━━━━━ DATASET CONTENT

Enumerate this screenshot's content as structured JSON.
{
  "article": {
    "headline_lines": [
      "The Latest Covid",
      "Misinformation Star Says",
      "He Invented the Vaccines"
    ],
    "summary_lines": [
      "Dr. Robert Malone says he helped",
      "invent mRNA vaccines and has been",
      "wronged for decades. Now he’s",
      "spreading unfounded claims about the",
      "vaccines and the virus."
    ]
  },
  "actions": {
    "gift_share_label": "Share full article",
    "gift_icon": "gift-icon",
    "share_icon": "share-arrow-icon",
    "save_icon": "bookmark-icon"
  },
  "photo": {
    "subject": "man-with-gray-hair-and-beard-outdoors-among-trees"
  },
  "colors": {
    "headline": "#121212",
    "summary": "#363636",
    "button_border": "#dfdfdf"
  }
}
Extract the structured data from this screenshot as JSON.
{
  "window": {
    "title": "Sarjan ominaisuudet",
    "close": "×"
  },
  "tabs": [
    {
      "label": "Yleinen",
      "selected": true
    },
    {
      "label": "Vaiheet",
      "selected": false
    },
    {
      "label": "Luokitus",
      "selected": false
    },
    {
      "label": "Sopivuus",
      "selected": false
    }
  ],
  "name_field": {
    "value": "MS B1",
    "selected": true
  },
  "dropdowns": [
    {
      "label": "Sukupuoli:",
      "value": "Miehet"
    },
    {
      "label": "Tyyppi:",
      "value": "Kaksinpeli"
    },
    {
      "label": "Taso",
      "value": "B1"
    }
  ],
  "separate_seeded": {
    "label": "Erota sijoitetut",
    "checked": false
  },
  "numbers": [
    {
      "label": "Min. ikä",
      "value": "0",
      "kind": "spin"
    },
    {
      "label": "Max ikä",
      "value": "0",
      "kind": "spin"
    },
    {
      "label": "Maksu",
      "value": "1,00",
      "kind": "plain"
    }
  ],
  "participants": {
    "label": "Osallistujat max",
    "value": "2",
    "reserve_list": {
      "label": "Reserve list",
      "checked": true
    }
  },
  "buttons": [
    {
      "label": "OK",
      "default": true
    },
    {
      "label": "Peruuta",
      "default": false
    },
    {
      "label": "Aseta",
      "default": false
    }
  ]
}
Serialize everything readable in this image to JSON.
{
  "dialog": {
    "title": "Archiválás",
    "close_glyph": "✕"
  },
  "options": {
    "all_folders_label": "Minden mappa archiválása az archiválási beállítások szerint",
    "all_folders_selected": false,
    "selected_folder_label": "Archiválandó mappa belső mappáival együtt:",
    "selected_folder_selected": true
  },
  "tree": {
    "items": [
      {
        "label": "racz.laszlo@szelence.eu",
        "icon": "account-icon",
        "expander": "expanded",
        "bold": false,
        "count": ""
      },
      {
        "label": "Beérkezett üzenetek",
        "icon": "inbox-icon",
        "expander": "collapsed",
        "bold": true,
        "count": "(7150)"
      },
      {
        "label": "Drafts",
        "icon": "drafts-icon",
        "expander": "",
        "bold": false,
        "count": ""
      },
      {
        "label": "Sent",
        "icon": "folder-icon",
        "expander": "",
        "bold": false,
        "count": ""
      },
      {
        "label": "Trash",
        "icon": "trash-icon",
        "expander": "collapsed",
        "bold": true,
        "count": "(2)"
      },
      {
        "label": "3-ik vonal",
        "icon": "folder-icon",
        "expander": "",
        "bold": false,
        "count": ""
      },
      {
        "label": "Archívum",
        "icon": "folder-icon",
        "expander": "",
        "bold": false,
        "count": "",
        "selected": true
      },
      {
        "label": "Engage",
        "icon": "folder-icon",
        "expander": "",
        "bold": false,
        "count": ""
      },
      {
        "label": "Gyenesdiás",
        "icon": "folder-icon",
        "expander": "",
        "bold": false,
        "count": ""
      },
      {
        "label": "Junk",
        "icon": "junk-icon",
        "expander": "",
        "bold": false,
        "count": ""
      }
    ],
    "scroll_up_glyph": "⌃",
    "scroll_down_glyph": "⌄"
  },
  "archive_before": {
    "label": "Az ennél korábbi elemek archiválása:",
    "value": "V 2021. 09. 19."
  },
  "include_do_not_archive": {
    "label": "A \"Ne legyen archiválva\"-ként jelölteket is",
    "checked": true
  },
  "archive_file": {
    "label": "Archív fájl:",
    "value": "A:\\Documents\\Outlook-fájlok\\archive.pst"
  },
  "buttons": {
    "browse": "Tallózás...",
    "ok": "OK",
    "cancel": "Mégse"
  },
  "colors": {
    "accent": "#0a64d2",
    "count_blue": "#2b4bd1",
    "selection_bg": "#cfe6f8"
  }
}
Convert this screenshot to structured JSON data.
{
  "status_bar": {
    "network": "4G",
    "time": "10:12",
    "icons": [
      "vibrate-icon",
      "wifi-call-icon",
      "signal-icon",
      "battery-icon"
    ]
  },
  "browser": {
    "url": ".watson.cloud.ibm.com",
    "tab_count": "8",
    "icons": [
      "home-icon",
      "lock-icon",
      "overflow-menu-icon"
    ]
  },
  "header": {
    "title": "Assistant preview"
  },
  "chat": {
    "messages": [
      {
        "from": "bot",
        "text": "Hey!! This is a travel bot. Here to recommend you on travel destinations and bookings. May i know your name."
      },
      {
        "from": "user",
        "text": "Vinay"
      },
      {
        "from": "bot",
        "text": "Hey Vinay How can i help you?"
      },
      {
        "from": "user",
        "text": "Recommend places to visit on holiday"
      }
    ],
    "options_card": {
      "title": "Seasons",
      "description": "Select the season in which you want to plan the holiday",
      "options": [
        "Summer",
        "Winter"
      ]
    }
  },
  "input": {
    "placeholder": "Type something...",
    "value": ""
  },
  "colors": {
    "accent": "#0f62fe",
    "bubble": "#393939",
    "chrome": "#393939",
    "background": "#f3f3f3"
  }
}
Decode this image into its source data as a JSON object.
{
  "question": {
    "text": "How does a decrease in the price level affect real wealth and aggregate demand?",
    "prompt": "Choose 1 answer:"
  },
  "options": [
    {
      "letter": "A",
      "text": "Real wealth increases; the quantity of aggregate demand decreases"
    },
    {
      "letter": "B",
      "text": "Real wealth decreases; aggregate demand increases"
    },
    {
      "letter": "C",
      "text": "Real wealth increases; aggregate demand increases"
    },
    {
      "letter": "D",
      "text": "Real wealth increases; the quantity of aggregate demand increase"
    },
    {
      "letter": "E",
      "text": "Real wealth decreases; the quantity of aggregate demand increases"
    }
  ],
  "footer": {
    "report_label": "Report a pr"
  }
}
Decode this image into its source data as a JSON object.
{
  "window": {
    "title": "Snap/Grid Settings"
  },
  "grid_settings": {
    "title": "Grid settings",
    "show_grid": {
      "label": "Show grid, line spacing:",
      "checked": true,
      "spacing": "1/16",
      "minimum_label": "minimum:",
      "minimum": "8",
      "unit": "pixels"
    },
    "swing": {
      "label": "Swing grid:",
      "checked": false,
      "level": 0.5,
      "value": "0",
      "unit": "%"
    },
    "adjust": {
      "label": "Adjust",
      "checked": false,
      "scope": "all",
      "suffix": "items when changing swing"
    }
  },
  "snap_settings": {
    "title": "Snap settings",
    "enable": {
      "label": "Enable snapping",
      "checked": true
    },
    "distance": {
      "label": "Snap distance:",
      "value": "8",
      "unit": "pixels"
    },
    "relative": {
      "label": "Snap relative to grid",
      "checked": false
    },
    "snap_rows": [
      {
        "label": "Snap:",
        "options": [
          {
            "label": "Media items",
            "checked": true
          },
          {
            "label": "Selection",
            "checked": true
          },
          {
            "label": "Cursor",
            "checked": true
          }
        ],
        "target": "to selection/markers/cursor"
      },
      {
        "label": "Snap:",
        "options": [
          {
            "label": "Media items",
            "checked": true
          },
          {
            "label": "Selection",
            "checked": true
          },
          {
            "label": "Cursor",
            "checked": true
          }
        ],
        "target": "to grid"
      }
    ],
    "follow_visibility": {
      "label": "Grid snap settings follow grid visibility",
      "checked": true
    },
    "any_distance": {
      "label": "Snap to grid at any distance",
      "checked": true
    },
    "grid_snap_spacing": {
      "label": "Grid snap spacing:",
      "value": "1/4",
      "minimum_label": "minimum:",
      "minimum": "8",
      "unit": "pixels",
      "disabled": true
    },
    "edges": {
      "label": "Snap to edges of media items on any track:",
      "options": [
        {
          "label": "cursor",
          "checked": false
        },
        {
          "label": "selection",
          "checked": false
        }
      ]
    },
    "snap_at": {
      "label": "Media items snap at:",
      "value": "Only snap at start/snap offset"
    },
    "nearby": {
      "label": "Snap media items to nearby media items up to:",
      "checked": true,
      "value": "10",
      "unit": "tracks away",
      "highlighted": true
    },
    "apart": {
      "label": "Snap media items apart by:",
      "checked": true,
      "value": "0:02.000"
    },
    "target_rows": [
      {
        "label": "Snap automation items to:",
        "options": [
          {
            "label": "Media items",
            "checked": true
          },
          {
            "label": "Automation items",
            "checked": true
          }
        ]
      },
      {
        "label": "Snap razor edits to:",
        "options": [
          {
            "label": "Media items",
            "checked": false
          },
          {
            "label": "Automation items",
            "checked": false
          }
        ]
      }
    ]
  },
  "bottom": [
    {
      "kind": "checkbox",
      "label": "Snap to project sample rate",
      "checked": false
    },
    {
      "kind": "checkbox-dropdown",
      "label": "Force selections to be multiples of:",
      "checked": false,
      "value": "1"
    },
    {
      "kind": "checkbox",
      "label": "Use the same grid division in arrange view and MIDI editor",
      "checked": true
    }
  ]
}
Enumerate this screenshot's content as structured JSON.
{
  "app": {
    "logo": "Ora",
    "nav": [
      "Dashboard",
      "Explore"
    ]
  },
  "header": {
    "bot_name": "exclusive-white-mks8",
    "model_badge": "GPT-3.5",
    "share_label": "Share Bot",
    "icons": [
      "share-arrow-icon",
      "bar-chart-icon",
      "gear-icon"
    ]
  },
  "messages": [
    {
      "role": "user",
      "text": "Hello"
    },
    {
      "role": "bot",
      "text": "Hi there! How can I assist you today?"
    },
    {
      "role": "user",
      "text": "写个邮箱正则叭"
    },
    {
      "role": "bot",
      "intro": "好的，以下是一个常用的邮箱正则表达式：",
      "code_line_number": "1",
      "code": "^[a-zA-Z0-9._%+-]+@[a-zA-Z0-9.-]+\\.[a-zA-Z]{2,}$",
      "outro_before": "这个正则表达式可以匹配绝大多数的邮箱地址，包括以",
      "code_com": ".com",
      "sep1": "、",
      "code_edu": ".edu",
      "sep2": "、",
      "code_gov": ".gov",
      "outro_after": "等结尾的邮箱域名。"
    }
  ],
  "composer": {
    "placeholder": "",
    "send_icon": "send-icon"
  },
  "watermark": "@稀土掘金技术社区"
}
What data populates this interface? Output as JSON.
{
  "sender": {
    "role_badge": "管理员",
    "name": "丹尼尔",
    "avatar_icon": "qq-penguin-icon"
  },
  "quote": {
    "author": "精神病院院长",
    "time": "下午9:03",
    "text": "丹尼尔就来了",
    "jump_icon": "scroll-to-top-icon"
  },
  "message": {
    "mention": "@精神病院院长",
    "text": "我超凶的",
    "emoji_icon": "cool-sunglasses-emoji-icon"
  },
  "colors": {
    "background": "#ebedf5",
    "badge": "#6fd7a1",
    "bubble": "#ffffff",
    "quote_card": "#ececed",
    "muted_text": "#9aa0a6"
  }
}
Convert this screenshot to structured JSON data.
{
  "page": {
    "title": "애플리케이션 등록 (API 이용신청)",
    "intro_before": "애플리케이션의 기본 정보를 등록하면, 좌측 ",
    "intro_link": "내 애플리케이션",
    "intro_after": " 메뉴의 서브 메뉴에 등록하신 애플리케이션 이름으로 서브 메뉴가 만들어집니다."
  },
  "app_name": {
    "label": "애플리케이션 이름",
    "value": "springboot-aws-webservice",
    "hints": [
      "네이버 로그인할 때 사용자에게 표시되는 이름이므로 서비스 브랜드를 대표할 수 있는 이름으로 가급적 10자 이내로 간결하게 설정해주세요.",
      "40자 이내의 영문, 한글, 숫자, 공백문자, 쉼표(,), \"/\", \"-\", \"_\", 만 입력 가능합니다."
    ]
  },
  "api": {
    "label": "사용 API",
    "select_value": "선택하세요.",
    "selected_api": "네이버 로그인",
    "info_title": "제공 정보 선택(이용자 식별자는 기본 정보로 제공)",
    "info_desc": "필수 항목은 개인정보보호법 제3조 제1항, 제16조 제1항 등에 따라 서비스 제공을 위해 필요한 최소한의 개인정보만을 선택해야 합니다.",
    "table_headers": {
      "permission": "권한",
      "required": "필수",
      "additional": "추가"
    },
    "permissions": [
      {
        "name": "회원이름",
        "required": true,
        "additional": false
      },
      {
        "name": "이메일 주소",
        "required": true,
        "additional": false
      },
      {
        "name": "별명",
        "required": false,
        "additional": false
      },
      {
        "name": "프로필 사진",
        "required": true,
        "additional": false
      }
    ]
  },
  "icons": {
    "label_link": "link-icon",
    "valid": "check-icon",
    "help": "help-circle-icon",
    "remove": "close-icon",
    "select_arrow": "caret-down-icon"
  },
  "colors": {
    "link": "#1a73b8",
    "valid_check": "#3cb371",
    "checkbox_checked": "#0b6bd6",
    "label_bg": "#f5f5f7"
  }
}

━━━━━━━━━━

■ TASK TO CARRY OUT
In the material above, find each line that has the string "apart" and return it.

■ EXERCISE RESULT
    "apart": {
      "label": "Snap media items apart by:",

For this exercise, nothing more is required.